What lines in the data hold the string "Reverse"? Show them.

(Stored data entries)
╭──

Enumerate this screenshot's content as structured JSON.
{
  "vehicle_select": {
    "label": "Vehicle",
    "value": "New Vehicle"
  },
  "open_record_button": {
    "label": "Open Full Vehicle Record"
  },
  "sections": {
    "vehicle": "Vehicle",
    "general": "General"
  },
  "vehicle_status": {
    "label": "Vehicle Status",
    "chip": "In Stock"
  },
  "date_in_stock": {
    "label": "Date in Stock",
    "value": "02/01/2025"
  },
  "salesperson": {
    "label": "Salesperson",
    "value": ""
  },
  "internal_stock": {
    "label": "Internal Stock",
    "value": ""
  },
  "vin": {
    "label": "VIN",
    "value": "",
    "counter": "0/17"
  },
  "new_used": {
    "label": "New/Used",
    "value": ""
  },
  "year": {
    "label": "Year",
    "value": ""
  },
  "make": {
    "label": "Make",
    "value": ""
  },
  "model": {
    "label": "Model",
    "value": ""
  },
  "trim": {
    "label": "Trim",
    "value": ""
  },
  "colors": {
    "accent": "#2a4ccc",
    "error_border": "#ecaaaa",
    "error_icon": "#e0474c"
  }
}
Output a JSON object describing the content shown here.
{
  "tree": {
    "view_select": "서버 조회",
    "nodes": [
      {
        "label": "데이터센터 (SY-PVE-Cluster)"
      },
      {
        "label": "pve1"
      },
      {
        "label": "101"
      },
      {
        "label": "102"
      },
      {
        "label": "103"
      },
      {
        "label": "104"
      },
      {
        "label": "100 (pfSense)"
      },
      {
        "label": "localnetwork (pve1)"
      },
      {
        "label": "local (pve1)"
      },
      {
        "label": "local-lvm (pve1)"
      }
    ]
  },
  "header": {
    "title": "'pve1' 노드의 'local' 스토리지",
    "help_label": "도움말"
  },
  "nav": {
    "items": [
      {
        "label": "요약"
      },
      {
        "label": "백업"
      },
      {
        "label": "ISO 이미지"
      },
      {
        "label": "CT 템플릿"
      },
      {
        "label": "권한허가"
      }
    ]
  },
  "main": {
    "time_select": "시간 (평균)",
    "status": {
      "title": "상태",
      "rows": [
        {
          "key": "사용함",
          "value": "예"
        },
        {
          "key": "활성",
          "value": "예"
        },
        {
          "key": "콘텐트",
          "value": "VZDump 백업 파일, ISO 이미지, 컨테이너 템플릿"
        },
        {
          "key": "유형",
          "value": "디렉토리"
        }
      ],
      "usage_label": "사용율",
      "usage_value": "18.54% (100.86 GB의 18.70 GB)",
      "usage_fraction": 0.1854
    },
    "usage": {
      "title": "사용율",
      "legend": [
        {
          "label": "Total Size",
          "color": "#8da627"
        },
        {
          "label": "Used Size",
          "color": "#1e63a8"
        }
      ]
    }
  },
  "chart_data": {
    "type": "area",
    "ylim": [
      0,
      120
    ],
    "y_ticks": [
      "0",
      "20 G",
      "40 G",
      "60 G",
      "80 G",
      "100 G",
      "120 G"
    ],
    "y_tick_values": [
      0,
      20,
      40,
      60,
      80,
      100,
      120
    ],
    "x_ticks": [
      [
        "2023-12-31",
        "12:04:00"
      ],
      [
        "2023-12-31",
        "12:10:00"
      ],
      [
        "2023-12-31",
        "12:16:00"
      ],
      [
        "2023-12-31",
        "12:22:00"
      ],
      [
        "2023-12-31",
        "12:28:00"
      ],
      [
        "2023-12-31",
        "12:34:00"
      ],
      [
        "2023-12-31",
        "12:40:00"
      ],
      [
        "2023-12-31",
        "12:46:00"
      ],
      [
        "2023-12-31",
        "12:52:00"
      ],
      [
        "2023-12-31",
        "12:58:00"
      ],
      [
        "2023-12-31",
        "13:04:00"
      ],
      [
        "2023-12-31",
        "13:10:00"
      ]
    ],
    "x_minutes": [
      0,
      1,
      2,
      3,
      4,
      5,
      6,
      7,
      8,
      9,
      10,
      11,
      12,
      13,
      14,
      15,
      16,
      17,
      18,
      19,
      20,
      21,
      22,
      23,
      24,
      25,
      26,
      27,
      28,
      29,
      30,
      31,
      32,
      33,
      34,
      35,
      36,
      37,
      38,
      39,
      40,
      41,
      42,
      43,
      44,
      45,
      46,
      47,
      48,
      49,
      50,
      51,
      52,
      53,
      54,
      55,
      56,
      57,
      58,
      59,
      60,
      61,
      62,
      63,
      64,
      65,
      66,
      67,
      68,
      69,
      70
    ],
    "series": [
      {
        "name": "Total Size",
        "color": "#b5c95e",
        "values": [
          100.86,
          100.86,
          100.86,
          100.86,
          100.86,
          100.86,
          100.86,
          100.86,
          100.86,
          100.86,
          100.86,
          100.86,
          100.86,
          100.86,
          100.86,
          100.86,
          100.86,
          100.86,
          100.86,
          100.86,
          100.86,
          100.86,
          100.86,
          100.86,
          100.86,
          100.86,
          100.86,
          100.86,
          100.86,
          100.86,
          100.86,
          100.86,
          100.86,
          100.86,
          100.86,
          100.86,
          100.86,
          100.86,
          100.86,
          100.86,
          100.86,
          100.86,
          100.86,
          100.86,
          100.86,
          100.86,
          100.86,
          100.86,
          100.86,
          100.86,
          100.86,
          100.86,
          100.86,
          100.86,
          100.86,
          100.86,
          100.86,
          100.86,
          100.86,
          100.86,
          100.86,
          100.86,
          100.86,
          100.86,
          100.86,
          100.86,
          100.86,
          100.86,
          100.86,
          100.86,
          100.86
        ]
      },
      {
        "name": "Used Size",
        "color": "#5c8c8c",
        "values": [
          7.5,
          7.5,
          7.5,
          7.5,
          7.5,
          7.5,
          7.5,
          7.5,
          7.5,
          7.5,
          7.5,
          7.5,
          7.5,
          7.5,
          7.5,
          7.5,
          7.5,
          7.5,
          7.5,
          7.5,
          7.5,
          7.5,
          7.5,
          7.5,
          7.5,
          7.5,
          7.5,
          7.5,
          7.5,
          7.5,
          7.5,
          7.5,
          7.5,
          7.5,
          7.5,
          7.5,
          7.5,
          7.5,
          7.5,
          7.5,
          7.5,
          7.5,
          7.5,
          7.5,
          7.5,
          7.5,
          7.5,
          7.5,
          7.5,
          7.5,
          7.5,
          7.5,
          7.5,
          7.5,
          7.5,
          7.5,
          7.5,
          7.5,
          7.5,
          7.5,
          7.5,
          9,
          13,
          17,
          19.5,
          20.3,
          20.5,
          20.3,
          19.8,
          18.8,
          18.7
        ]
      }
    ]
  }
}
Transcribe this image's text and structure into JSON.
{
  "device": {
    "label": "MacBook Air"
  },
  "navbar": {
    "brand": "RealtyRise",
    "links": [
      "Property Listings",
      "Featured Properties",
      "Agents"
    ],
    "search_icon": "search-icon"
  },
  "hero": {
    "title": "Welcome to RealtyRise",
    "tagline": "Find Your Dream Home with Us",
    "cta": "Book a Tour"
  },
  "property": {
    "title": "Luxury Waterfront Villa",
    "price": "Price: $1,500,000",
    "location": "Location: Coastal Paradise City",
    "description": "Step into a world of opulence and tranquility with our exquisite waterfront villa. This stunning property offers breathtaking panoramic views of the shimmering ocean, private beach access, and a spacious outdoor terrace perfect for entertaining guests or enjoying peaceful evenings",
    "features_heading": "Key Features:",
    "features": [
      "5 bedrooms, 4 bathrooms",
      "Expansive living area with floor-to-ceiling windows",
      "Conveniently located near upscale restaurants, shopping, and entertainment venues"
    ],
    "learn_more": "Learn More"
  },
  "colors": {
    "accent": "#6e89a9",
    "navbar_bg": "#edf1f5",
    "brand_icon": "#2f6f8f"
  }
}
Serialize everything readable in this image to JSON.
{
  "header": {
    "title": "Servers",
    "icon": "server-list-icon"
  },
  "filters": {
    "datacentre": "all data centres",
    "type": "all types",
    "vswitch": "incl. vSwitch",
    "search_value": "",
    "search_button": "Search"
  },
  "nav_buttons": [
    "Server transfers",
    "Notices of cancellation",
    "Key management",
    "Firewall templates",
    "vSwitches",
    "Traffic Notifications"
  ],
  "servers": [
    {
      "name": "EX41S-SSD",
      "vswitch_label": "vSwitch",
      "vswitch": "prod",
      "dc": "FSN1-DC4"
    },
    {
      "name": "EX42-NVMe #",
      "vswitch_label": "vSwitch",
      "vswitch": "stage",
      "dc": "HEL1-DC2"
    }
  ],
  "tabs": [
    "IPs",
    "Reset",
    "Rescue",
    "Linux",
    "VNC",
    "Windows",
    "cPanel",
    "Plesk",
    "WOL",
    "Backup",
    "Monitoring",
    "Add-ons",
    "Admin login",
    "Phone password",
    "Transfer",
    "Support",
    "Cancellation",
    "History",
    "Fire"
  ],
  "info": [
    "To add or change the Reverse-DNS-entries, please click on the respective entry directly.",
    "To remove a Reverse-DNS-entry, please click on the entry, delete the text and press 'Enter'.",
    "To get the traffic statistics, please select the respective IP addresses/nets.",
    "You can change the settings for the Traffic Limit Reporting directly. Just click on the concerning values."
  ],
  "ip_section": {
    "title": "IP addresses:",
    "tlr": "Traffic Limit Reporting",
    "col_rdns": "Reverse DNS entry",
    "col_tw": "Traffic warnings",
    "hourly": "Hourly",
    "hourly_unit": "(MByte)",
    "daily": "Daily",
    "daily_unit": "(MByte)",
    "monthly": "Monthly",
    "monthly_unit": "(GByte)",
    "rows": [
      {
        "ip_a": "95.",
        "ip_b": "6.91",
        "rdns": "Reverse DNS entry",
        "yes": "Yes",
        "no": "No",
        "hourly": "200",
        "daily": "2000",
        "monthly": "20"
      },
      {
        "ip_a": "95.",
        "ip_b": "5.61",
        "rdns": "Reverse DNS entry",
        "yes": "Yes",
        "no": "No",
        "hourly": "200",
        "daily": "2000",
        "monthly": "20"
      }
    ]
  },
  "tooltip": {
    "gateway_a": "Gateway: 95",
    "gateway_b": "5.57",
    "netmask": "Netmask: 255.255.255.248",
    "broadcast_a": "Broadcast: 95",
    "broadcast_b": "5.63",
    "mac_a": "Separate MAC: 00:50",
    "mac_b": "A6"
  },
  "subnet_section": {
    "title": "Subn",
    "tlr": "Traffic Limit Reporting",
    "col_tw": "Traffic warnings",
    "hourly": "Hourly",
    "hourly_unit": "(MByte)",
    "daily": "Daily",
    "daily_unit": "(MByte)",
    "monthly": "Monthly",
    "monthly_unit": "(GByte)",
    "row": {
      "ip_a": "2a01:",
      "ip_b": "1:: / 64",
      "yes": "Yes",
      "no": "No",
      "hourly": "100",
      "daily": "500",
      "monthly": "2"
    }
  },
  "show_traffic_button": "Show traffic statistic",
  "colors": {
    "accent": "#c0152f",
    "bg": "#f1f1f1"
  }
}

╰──

*EXPECTED ANSWER*
    "To add or change the Reverse-DNS-entries, please click on the respective entry directly.",
    "To remove a Reverse-DNS-entry, please click on the entry, delete the text and press 'Enter'.",
    "col_rdns": "Reverse DNS entry",
        "rdns": "Reverse DNS entry",
        "rdns": "Reverse DNS entry",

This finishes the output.